■ Your task ■
Search the records for "background" and copy each line that holds it.

##### Entries shown

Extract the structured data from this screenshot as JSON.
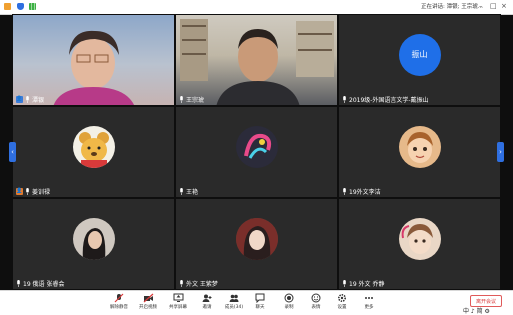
{
  "titlebar": {
    "speaking_text": "正在讲话: 潭银; 王宗琥..."
  },
  "tiles": [
    {
      "name": "潭银",
      "kind": "video1",
      "host": true
    },
    {
      "name": "王宗琥",
      "kind": "video2",
      "host": false
    },
    {
      "name": "2019级-外国语言文学-戴振山",
      "kind": "avatar-text",
      "avatar_text": "振山",
      "avatar_color": "#1f6fe8",
      "host": false
    },
    {
      "name": "姜训禄",
      "kind": "avatar",
      "avatar_icon": "pooh-bear-avatar",
      "avatar_color": "#f3f0e6",
      "host": true
    },
    {
      "name": "王艳",
      "kind": "avatar",
      "avatar_icon": "gradient-swirl-avatar",
      "avatar_color": "#2b2b3a",
      "host": false
    },
    {
      "name": "19外文李洁",
      "kind": "avatar",
      "avatar_icon": "cartoon-boy-avatar",
      "avatar_color": "#e6b98a",
      "host": false
    },
    {
      "name": "19 俄语 张睿会",
      "kind": "avatar",
      "avatar_icon": "girl-photo-avatar",
      "avatar_color": "#cfc8c0",
      "host": false
    },
    {
      "name": "外文 王紫梦",
      "kind": "avatar",
      "avatar_icon": "girl-photo-avatar",
      "avatar_color": "#6b4a3c",
      "host": false
    },
    {
      "name": "19 外文 乔静",
      "kind": "avatar",
      "avatar_icon": "child-photo-avatar",
      "avatar_color": "#e9d7c6",
      "host": false
    }
  ],
  "toolbar": {
    "items": [
      {
        "label": "解除静音",
        "icon": "mic-muted-icon"
      },
      {
        "label": "开启视频",
        "icon": "video-off-icon"
      },
      {
        "label": "共享屏幕",
        "icon": "share-screen-icon"
      },
      {
        "label": "邀请",
        "icon": "invite-icon"
      },
      {
        "label": "成员(34)",
        "icon": "members-icon"
      },
      {
        "label": "聊天",
        "icon": "chat-icon"
      },
      {
        "label": "录制",
        "icon": "record-icon"
      },
      {
        "label": "表情",
        "icon": "emoji-icon"
      },
      {
        "label": "设置",
        "icon": "settings-icon"
      },
      {
        "label": "更多",
        "icon": "more-icon"
      }
    ],
    "end_label": "离开会议"
  },
  "tray": {
    "text": "中 ♪ 简 ⚙"
  },
  "colors": {
    "accent": "#2f6fe0",
    "end": "#d93a3a",
    "background": "#0e0e0e"
  }
}
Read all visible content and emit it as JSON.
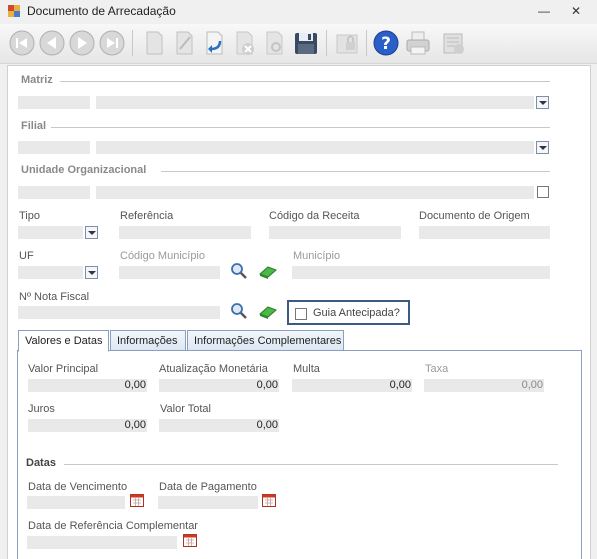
{
  "window": {
    "title": "Documento de Arrecadação",
    "minimize": "—",
    "close": "✕"
  },
  "toolbar": {
    "buttons": [
      "first-record-icon",
      "previous-record-icon",
      "next-record-icon",
      "last-record-icon",
      "new-document-icon",
      "edit-icon",
      "undo-icon",
      "delete-icon",
      "search-document-icon",
      "save-icon",
      "lock-icon",
      "help-icon",
      "print-icon",
      "report-icon"
    ]
  },
  "sections": {
    "matriz": "Matriz",
    "filial": "Filial",
    "unidade": "Unidade Organizacional",
    "datas": "Datas"
  },
  "labels": {
    "tipo": "Tipo",
    "referencia": "Referência",
    "codigo_receita": "Código da Receita",
    "documento_origem": "Documento de Origem",
    "uf": "UF",
    "codigo_municipio": "Código Município",
    "municipio": "Município",
    "nota_fiscal": "Nº Nota Fiscal",
    "guia_antecipada": "Guia Antecipada?"
  },
  "tabs": [
    {
      "label": "Valores e Datas",
      "active": true
    },
    {
      "label": "Informações",
      "active": false
    },
    {
      "label": "Informações Complementares",
      "active": false
    }
  ],
  "valores": {
    "valor_principal": {
      "label": "Valor Principal",
      "value": "0,00"
    },
    "atualizacao": {
      "label": "Atualização Monetária",
      "value": "0,00"
    },
    "multa": {
      "label": "Multa",
      "value": "0,00"
    },
    "taxa": {
      "label": "Taxa",
      "value": "0,00"
    },
    "juros": {
      "label": "Juros",
      "value": "0,00"
    },
    "valor_total": {
      "label": "Valor Total",
      "value": "0,00"
    }
  },
  "datas": {
    "vencimento": "Data de Vencimento",
    "pagamento": "Data de Pagamento",
    "referencia_complementar": "Data de Referência Complementar"
  }
}
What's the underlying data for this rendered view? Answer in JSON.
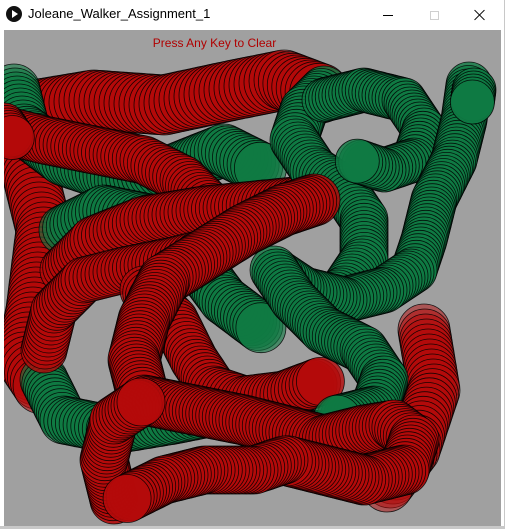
{
  "window": {
    "title": "Joleane_Walker_Assignment_1",
    "icon": "processing-play-icon",
    "controls": [
      "minimize-icon",
      "maximize-icon",
      "close-icon"
    ]
  },
  "sketch": {
    "instruction": "Press Any Key to Clear",
    "colors": {
      "background": "#a0a0a0",
      "red_fill": "#b40a0a",
      "green_fill": "#0f7a43",
      "stroke": "#000000",
      "instruction_text": "#b00000"
    }
  }
}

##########

■ Exercise answer ■
    "background": "#0e0e0e"
      "background": "#a0a0a0",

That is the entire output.